Give back the listing underneath, unchanged and complete.

______

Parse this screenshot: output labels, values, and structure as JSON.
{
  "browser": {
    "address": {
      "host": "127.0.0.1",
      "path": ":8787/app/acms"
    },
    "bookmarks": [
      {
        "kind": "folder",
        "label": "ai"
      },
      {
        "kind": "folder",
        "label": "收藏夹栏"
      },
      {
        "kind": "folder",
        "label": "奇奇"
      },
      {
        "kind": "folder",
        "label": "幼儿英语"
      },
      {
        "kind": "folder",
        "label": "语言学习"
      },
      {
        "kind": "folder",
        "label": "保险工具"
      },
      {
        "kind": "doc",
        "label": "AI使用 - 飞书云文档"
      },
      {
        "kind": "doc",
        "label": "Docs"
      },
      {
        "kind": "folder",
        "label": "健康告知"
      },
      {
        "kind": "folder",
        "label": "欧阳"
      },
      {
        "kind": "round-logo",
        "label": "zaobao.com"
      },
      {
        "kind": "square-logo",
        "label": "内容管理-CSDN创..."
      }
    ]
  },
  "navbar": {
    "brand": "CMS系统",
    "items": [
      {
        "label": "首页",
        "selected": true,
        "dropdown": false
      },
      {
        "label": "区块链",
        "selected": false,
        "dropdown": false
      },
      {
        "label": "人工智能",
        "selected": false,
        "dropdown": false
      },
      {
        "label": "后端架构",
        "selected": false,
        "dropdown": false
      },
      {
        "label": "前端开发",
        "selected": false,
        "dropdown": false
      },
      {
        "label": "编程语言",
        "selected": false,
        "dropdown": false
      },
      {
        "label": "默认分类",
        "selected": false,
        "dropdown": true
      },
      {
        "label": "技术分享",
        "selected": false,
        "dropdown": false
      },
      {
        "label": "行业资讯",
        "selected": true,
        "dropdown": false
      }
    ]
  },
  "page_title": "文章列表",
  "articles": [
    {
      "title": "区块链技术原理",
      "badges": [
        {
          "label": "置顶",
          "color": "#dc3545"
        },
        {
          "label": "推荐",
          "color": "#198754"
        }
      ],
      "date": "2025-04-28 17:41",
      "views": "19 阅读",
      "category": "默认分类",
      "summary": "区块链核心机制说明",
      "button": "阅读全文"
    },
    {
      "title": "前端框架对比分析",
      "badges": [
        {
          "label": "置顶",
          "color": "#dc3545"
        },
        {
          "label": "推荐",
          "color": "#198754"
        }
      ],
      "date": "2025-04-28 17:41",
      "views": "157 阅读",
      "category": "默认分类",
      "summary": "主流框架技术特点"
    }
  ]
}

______

Result
Parse this screenshot: output labels, values, and structure as JSON.
{
  "browser": {
    "address": {
      "host": "127.0.0.1",
      "path": ":8787/app/acms"
    },
    "bookmarks": [
      {
        "kind": "folder",
        "label": "ai"
      },
      {
        "kind": "folder",
        "label": "收藏夹栏"
      },
      {
        "kind": "folder",
        "label": "奇奇"
      },
      {
        "kind": "folder",
        "label": "幼儿英语"
      },
      {
        "kind": "folder",
        "label": "语言学习"
      },
      {
        "kind": "folder",
        "label": "保险工具"
      },
      {
        "kind": "doc",
        "label": "AI使用 - 飞书云文档"
      },
      {
        "kind": "doc",
        "label": "Docs"
      },
      {
        "kind": "folder",
        "label": "健康告知"
      },
      {
        "kind": "folder",
        "label": "欧阳"
      },
      {
        "kind": "round-logo",
        "label": "zaobao.com"
      },
      {
        "kind": "square-logo",
        "label": "内容管理-CSDN创..."
      }
    ]
  },
  "navbar": {
    "brand": "CMS系统",
    "items": [
      {
        "label": "首页",
        "selected": true,
        "dropdown": false
      },
      {
        "label": "区块链",
        "selected": false,
        "dropdown": false
      },
      {
        "label": "人工智能",
        "selected": false,
        "dropdown": false
      },
      {
        "label": "后端架构",
        "selected": false,
        "dropdown": false
      },
      {
        "label": "前端开发",
        "selected": false,
        "dropdown": false
      },
      {
        "label": "编程语言",
        "selected": false,
        "dropdown": false
      },
      {
        "label": "默认分类",
        "selected": false,
        "dropdown": true
      },
      {
        "label": "技术分享",
        "selected": false,
        "dropdown": false
      },
      {
        "label": "行业资讯",
        "selected": true,
        "dropdown": false
      }
    ]
  },
  "page_title": "文章列表",
  "articles": [
    {
      "title": "区块链技术原理",
      "badges": [
        {
          "label": "置顶",
          "color": "#dc3545"
        },
        {
          "label": "推荐",
          "color": "#198754"
        }
      ],
      "date": "2025-04-28 17:41",
      "views": "19 阅读",
      "category": "默认分类",
      "summary": "区块链核心机制说明",
      "button": "阅读全文"
    },
    {
      "title": "前端框架对比分析",
      "badges": [
        {
          "label": "置顶",
          "color": "#dc3545"
        },
        {
          "label": "推荐",
          "color": "#198754"
        }
      ],
      "date": "2025-04-28 17:41",
      "views": "157 阅读",
      "category": "默认分类",
      "summary": "主流框架技术特点"
    }
  ]
}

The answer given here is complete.